» PROBLEM STATEMENT
Produce a verbatim copy of the following records, leaving out all pictures.

*** Block opens ***

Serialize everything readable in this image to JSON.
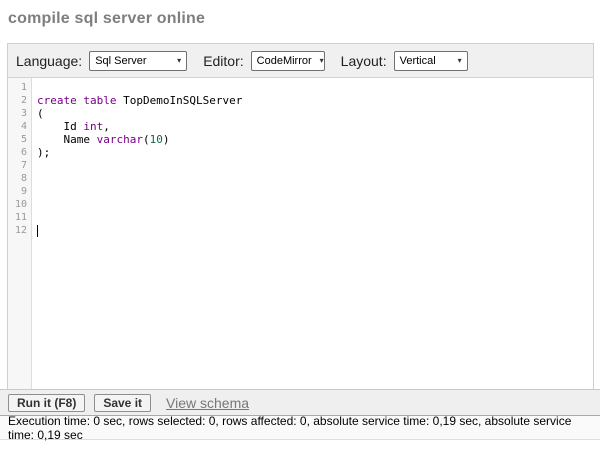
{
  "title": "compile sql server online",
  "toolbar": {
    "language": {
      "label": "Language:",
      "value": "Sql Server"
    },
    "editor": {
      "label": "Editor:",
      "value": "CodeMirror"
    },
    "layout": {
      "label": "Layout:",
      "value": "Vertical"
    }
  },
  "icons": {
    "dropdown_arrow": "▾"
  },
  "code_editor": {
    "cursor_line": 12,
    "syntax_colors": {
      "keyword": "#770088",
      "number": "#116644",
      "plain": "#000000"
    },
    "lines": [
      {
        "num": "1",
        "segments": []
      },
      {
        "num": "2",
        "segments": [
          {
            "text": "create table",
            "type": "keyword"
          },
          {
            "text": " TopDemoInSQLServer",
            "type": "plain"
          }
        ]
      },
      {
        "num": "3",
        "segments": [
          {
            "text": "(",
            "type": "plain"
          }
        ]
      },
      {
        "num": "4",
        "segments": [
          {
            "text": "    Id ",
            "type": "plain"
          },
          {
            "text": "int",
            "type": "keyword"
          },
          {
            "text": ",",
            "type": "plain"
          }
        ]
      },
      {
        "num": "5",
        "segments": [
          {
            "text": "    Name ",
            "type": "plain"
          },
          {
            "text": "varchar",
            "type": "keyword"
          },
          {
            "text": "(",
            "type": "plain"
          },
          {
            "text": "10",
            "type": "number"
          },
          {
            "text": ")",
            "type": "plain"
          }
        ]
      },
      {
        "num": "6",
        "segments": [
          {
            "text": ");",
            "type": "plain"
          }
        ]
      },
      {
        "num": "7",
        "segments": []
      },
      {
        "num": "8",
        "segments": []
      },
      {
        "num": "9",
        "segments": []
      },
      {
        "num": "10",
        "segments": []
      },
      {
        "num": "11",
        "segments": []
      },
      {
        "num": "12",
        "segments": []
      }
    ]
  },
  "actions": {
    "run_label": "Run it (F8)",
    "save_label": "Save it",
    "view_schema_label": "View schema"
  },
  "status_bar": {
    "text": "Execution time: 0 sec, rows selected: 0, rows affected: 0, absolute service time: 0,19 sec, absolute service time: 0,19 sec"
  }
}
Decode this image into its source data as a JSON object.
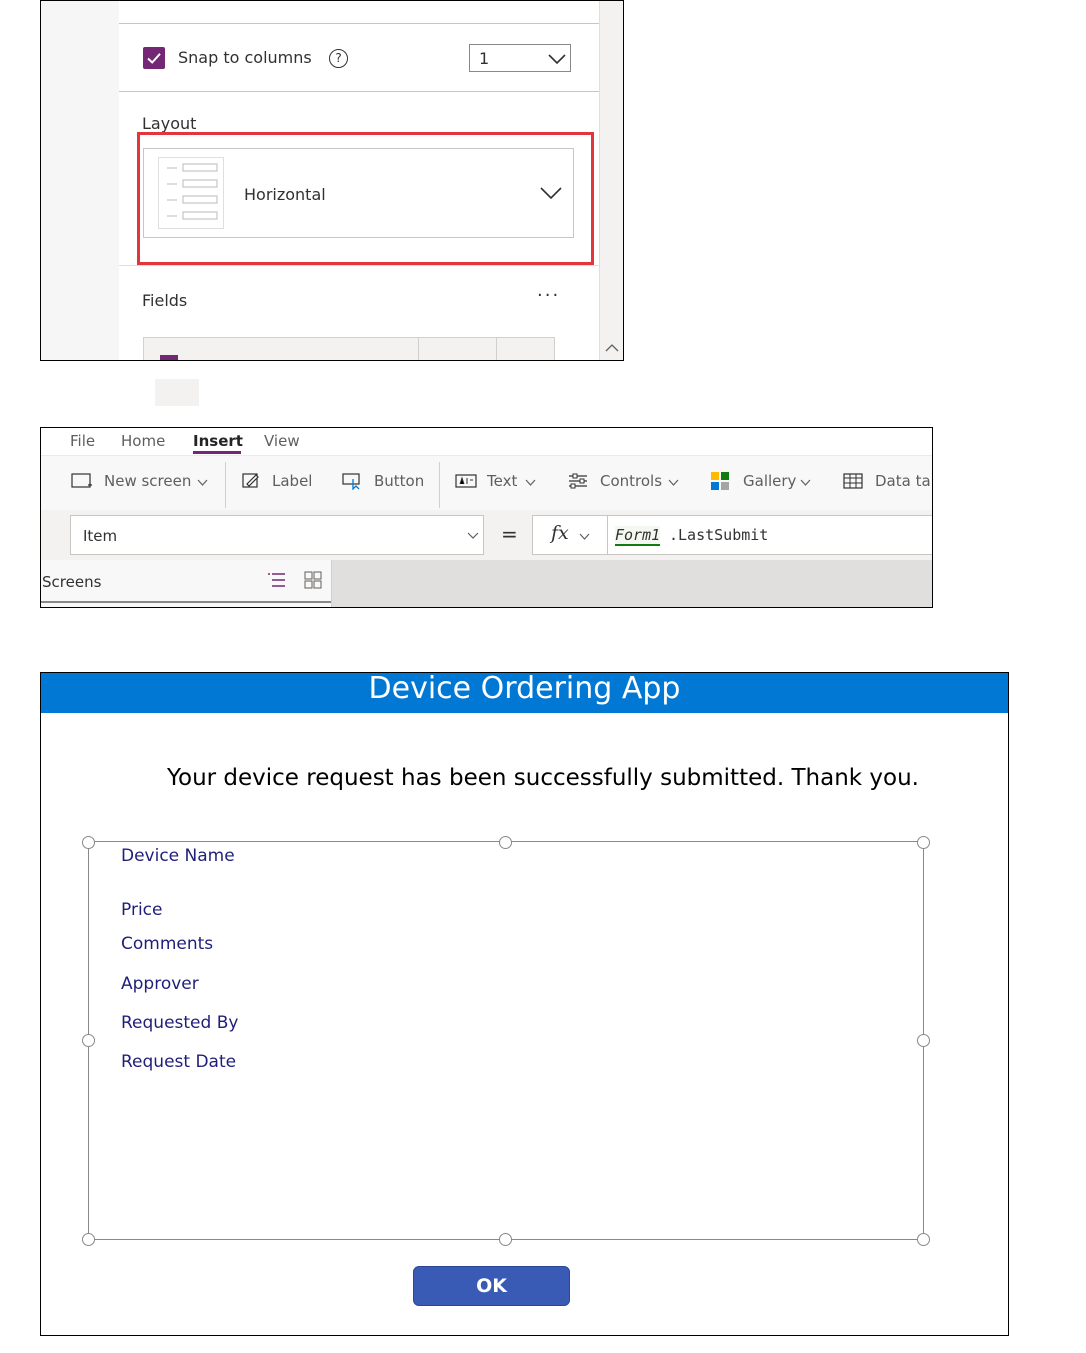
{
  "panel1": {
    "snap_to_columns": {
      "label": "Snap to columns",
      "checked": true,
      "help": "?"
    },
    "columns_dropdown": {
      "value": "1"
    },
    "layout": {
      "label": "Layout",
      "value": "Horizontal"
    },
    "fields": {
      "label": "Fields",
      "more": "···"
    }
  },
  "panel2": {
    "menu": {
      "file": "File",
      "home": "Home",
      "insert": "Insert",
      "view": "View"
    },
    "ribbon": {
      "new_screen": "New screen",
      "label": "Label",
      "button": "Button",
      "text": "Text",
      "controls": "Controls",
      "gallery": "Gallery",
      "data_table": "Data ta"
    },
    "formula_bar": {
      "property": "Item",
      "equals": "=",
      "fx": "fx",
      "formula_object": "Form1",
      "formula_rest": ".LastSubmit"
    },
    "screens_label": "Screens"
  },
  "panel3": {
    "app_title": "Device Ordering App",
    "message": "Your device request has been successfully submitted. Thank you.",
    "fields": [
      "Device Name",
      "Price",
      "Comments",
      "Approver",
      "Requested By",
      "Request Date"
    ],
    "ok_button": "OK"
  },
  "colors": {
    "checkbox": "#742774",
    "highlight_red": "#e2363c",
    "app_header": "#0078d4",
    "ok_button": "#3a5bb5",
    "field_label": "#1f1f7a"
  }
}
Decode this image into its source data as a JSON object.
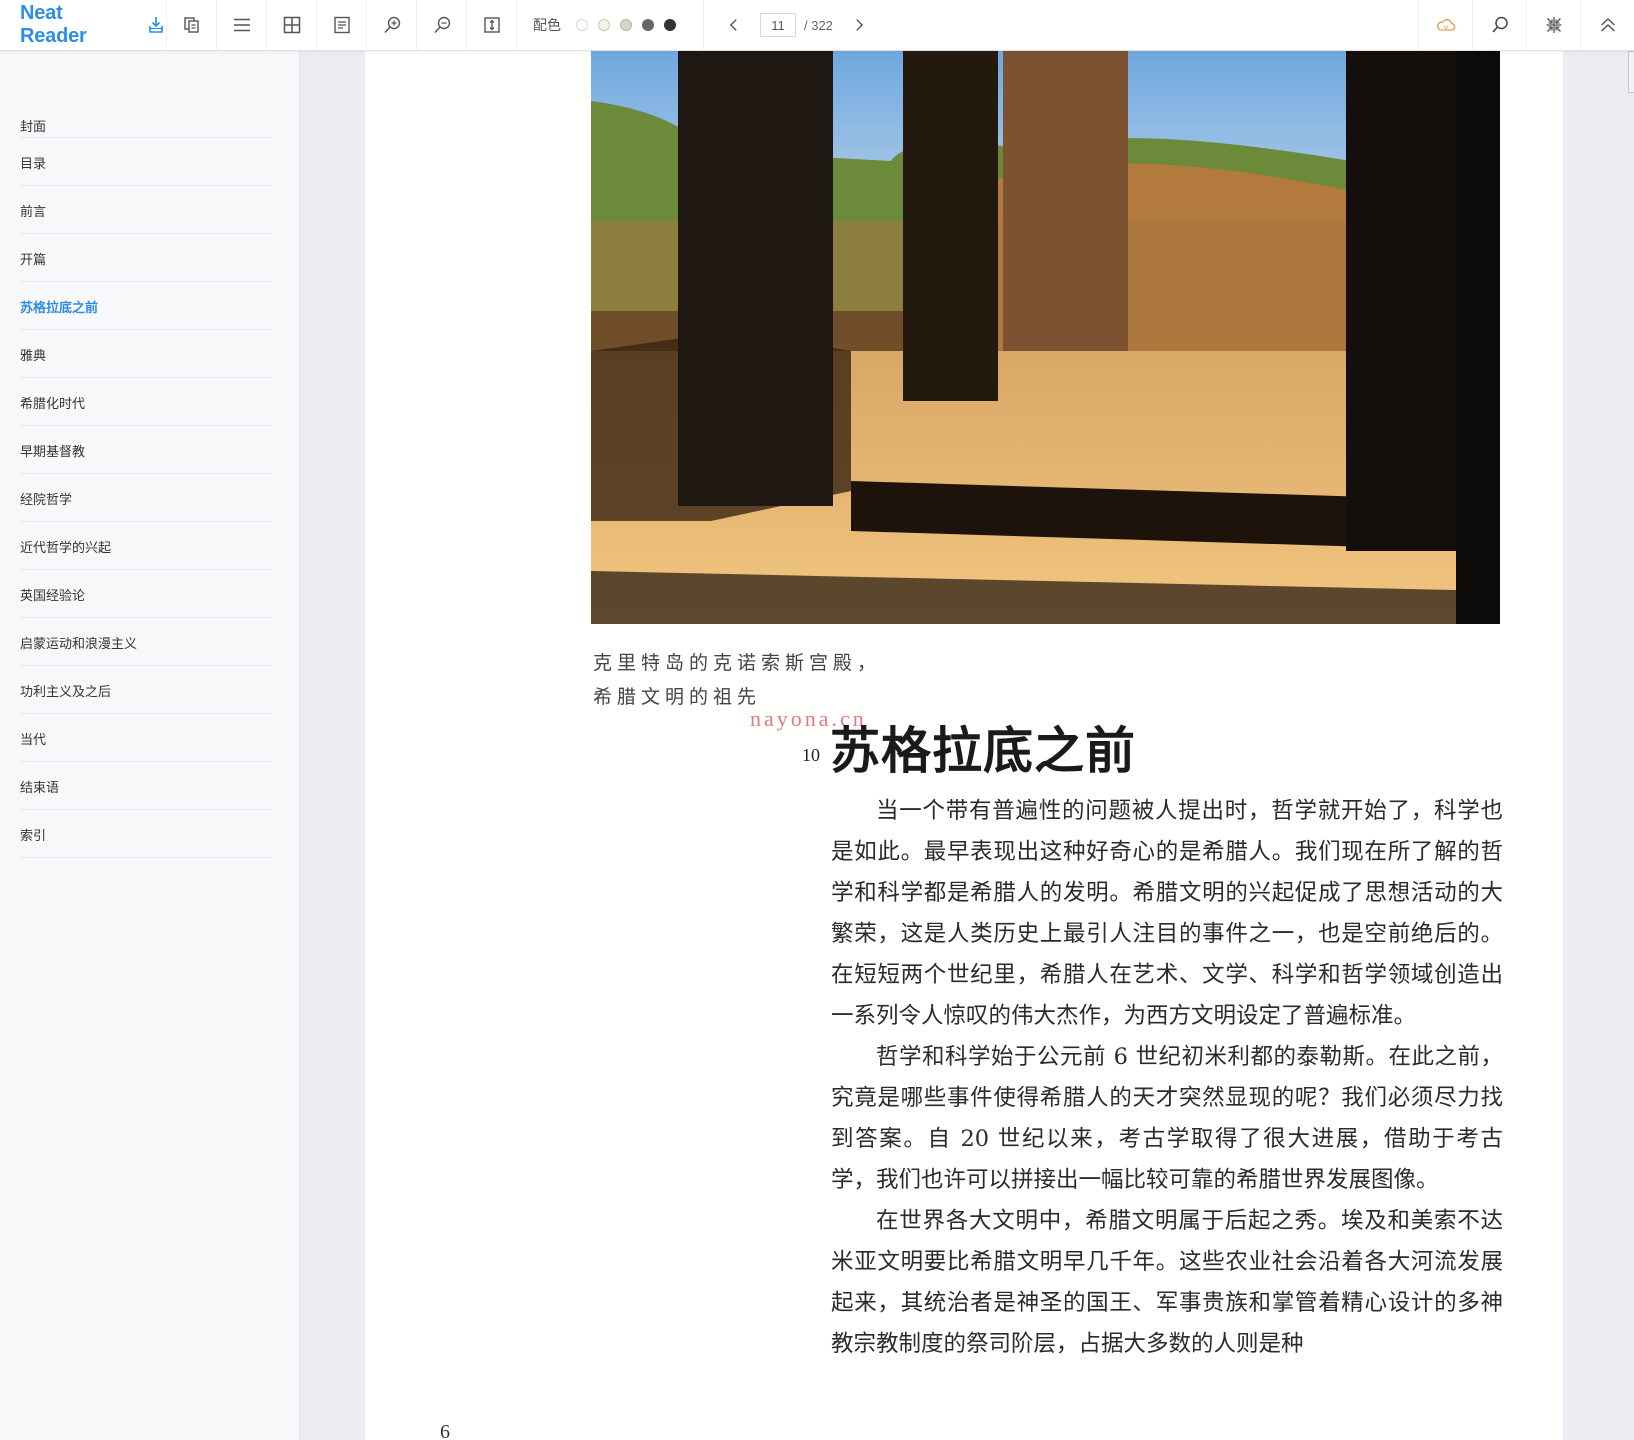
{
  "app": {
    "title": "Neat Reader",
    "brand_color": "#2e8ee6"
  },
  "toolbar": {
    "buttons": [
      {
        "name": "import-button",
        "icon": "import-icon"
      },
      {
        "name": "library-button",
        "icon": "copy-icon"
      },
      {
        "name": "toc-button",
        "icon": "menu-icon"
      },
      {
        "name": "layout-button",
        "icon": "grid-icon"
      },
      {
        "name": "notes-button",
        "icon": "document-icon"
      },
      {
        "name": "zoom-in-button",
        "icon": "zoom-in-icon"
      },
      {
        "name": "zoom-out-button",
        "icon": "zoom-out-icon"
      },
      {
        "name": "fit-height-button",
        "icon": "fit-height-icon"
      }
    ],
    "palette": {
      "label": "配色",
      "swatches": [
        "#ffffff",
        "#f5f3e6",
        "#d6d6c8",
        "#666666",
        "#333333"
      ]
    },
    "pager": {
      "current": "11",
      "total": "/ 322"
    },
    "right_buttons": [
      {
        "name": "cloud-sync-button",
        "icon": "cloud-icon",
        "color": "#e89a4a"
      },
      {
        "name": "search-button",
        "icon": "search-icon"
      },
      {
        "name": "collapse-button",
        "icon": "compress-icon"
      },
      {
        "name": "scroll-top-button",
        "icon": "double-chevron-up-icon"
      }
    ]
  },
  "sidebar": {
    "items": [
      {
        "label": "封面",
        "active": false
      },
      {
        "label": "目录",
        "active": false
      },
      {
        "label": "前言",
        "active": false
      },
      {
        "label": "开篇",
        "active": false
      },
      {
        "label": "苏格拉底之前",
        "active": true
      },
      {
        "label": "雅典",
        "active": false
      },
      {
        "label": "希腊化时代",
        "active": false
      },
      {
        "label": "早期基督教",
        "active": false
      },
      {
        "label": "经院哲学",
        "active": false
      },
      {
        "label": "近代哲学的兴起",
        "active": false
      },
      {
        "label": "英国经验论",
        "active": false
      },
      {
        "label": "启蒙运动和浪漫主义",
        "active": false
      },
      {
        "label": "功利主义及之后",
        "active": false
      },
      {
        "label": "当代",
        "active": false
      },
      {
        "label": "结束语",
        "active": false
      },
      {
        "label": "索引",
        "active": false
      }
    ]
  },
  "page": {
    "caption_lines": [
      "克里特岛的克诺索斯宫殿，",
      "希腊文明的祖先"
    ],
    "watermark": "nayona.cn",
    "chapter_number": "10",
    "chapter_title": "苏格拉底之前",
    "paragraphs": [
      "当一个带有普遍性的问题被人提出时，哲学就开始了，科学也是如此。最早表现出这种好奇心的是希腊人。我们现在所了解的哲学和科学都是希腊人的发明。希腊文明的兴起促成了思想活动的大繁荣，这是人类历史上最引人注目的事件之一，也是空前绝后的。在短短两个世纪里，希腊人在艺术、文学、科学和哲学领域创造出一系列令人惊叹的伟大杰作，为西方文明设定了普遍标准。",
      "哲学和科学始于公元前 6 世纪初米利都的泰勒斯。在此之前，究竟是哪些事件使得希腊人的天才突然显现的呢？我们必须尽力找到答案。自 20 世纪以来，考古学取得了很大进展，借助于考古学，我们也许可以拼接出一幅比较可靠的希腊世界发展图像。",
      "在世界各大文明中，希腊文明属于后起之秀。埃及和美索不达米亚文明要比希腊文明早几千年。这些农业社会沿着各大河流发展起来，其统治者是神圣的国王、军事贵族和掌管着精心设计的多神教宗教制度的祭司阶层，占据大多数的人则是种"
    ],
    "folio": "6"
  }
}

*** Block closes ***

» EXERCISE ANSWER
Serialize everything readable in this image to JSON.
{
  "title": "compile sql server online",
  "toolbar": {
    "language": {
      "label": "Language:",
      "value": "Sql Server"
    },
    "editor": {
      "label": "Editor:",
      "value": "CodeMirror"
    },
    "layout": {
      "label": "Layout:",
      "value": "Vertical"
    }
  },
  "icons": {
    "dropdown_arrow": "▾"
  },
  "code_editor": {
    "cursor_line": 12,
    "syntax_colors": {
      "keyword": "#770088",
      "number": "#116644",
      "plain": "#000000"
    },
    "lines": [
      {
        "num": "1",
        "segments": []
      },
      {
        "num": "2",
        "segments": [
          {
            "text": "create table",
            "type": "keyword"
          },
          {
            "text": " TopDemoInSQLServer",
            "type": "plain"
          }
        ]
      },
      {
        "num": "3",
        "segments": [
          {
            "text": "(",
            "type": "plain"
          }
        ]
      },
      {
        "num": "4",
        "segments": [
          {
            "text": "    Id ",
            "type": "plain"
          },
          {
            "text": "int",
            "type": "keyword"
          },
          {
            "text": ",",
            "type": "plain"
          }
        ]
      },
      {
        "num": "5",
        "segments": [
          {
            "text": "    Name ",
            "type": "plain"
          },
          {
            "text": "varchar",
            "type": "keyword"
          },
          {
            "text": "(",
            "type": "plain"
          },
          {
            "text": "10",
            "type": "number"
          },
          {
            "text": ")",
            "type": "plain"
          }
        ]
      },
      {
        "num": "6",
        "segments": [
          {
            "text": ");",
            "type": "plain"
          }
        ]
      },
      {
        "num": "7",
        "segments": []
      },
      {
        "num": "8",
        "segments": []
      },
      {
        "num": "9",
        "segments": []
      },
      {
        "num": "10",
        "segments": []
      },
      {
        "num": "11",
        "segments": []
      },
      {
        "num": "12",
        "segments": []
      }
    ]
  },
  "actions": {
    "run_label": "Run it (F8)",
    "save_label": "Save it",
    "view_schema_label": "View schema"
  },
  "status_bar": {
    "text": "Execution time: 0 sec, rows selected: 0, rows affected: 0, absolute service time: 0,19 sec, absolute service time: 0,19 sec"
  }
}
Decode this image into its source data as a JSON object.
{
  "panel1": {
    "snap_to_columns": {
      "label": "Snap to columns",
      "checked": true,
      "help": "?"
    },
    "columns_dropdown": {
      "value": "1"
    },
    "layout": {
      "label": "Layout",
      "value": "Horizontal"
    },
    "fields": {
      "label": "Fields",
      "more": "···"
    }
  },
  "panel2": {
    "menu": {
      "file": "File",
      "home": "Home",
      "insert": "Insert",
      "view": "View"
    },
    "ribbon": {
      "new_screen": "New screen",
      "label": "Label",
      "button": "Button",
      "text": "Text",
      "controls": "Controls",
      "gallery": "Gallery",
      "data_table": "Data ta"
    },
    "formula_bar": {
      "property": "Item",
      "equals": "=",
      "fx": "fx",
      "formula_object": "Form1",
      "formula_rest": ".LastSubmit"
    },
    "screens_label": "Screens"
  },
  "panel3": {
    "app_title": "Device Ordering App",
    "message": "Your device request has been successfully submitted. Thank you.",
    "fields": [
      "Device Name",
      "Price",
      "Comments",
      "Approver",
      "Requested By",
      "Request Date"
    ],
    "ok_button": "OK"
  },
  "colors": {
    "checkbox": "#742774",
    "highlight_red": "#e2363c",
    "app_header": "#0078d4",
    "ok_button": "#3a5bb5",
    "field_label": "#1f1f7a"
  }
}
Decode this image into its source data as a JSON object.
{
  "app": {
    "title": "Neat Reader",
    "brand_color": "#2e8ee6"
  },
  "toolbar": {
    "buttons": [
      {
        "name": "import-button",
        "icon": "import-icon"
      },
      {
        "name": "library-button",
        "icon": "copy-icon"
      },
      {
        "name": "toc-button",
        "icon": "menu-icon"
      },
      {
        "name": "layout-button",
        "icon": "grid-icon"
      },
      {
        "name": "notes-button",
        "icon": "document-icon"
      },
      {
        "name": "zoom-in-button",
        "icon": "zoom-in-icon"
      },
      {
        "name": "zoom-out-button",
        "icon": "zoom-out-icon"
      },
      {
        "name": "fit-height-button",
        "icon": "fit-height-icon"
      }
    ],
    "palette": {
      "label": "配色",
      "swatches": [
        "#ffffff",
        "#f5f3e6",
        "#d6d6c8",
        "#666666",
        "#333333"
      ]
    },
    "pager": {
      "current": "11",
      "total": "/ 322"
    },
    "right_buttons": [
      {
        "name": "cloud-sync-button",
        "icon": "cloud-icon",
        "color": "#e89a4a"
      },
      {
        "name": "search-button",
        "icon": "search-icon"
      },
      {
        "name": "collapse-button",
        "icon": "compress-icon"
      },
      {
        "name": "scroll-top-button",
        "icon": "double-chevron-up-icon"
      }
    ]
  },
  "sidebar": {
    "items": [
      {
        "label": "封面",
        "active": false
      },
      {
        "label": "目录",
        "active": false
      },
      {
        "label": "前言",
        "active": false
      },
      {
        "label": "开篇",
        "active": false
      },
      {
        "label": "苏格拉底之前",
        "active": true
      },
      {
        "label": "雅典",
        "active": false
      },
      {
        "label": "希腊化时代",
        "active": false
      },
      {
        "label": "早期基督教",
        "active": false
      },
      {
        "label": "经院哲学",
        "active": false
      },
      {
        "label": "近代哲学的兴起",
        "active": false
      },
      {
        "label": "英国经验论",
        "active": false
      },
      {
        "label": "启蒙运动和浪漫主义",
        "active": false
      },
      {
        "label": "功利主义及之后",
        "active": false
      },
      {
        "label": "当代",
        "active": false
      },
      {
        "label": "结束语",
        "active": false
      },
      {
        "label": "索引",
        "active": false
      }
    ]
  },
  "page": {
    "caption_lines": [
      "克里特岛的克诺索斯宫殿，",
      "希腊文明的祖先"
    ],
    "watermark": "nayona.cn",
    "chapter_number": "10",
    "chapter_title": "苏格拉底之前",
    "paragraphs": [
      "当一个带有普遍性的问题被人提出时，哲学就开始了，科学也是如此。最早表现出这种好奇心的是希腊人。我们现在所了解的哲学和科学都是希腊人的发明。希腊文明的兴起促成了思想活动的大繁荣，这是人类历史上最引人注目的事件之一，也是空前绝后的。在短短两个世纪里，希腊人在艺术、文学、科学和哲学领域创造出一系列令人惊叹的伟大杰作，为西方文明设定了普遍标准。",
      "哲学和科学始于公元前 6 世纪初米利都的泰勒斯。在此之前，究竟是哪些事件使得希腊人的天才突然显现的呢？我们必须尽力找到答案。自 20 世纪以来，考古学取得了很大进展，借助于考古学，我们也许可以拼接出一幅比较可靠的希腊世界发展图像。",
      "在世界各大文明中，希腊文明属于后起之秀。埃及和美索不达米亚文明要比希腊文明早几千年。这些农业社会沿着各大河流发展起来，其统治者是神圣的国王、军事贵族和掌管着精心设计的多神教宗教制度的祭司阶层，占据大多数的人则是种"
    ],
    "folio": "6"
  }
}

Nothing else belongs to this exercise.